I’ll be honest. It was hard to find a close friend that HADN’T played World of Warcraft before. After awhile searching, I found one who we will aptly name Bob. Bob is a big gamer, but strictly console systems, so the MMO scene was completely new to him. I had Bob try out the character I made for my initial post about WoW, whose name was Informatics. To get a good emotional response, I told him I wouldn’t answer any questions. He was on his own.
Bob seemed intrigued by the game in general. He found it easy to pick up. The first thing he did was run up to a rabbit and kill it (poor thing). Bob was incredibly amused by this. Shortly after though, as shown on the screenshot to the right, he started clicking on the ! near the bottom of the screen which told him the basics of the game(screenshot 1). He was very suprised at how detailed and useful these description boxes were. He figured it would be much harder to learn how to play, one of the main reasons he had never tried in the first place.
That was the extent of his excitement, however. Combat in World of Warcraft ended up being his downfall. He became frustrated to no end when, after 5 or so attempts, he kept losing to the beginner monsters(screenshot 2). I’ve never seen someone curse so much at a wolf. It made him even more frustrated when he found out he had to run back to where he died from a graveyard. All his frustration melted away, however, when he finally figured out how to use skills and got himself to level 2 (screenshot 3).
As you can see, playing the game by yourself elicts a wide range of emotional responses, from anger and frustration to excitement and happiness.

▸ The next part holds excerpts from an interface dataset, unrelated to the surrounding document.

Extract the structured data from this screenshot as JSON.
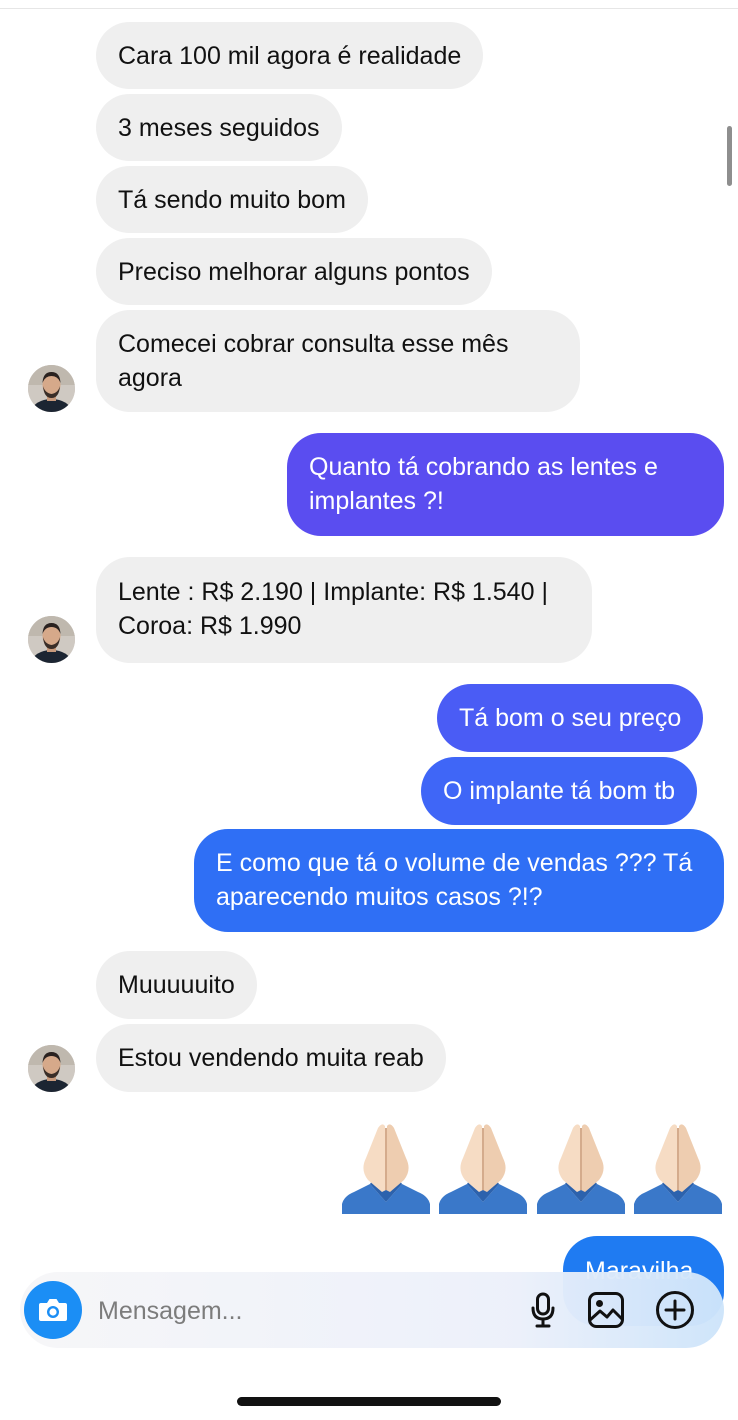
{
  "messages": {
    "m1": "Cara 100 mil agora é realidade",
    "m2": "3 meses seguidos",
    "m3": "Tá sendo muito bom",
    "m4": "Preciso melhorar alguns pontos",
    "m5": "Comecei cobrar consulta esse mês agora",
    "o1": "Quanto tá cobrando as lentes e implantes ?!",
    "m6": "Lente : R$ 2.190 | Implante: R$ 1.540 | Coroa: R$ 1.990",
    "o2": "Tá bom o seu preço",
    "o3": "O implante tá bom tb",
    "o4": "E como que tá o volume de vendas ??? Tá aparecendo muitos casos ?!?",
    "m7": "Muuuuuito",
    "m8": "Estou vendendo muita reab",
    "o5": "Maravilha"
  },
  "composer": {
    "placeholder": "Mensagem...",
    "icons": [
      "camera-icon",
      "microphone-icon",
      "gallery-icon",
      "plus-circle-icon"
    ]
  },
  "colors": {
    "incoming_bubble": "#efefef",
    "outgoing_gradient": [
      "#5a4df0",
      "#4a5cf5",
      "#3f66f7",
      "#2f6ff5",
      "#1f7bf2"
    ],
    "camera_button": "#1b8ef5"
  }
}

Adding people into the mix, however, adds a whole new dimension to these emotions. Bob didn’t play enough to get to groupwork (he looked at me and said “This game’s stupid!” shortly after reaching level 2), but from my own experiences, groupwork can draw out even more emotion. When other people don’t know how to properly utilize the game’s interface, not only is it frustrating to them because they can’t play the game very well, it’s frustrating to everyone that they group with because bad players are burdensome.
Luckily, Bob will never have to deal with bad players, but he had enough of an emotional rollercoaster within the first few minutes of playing all by himself.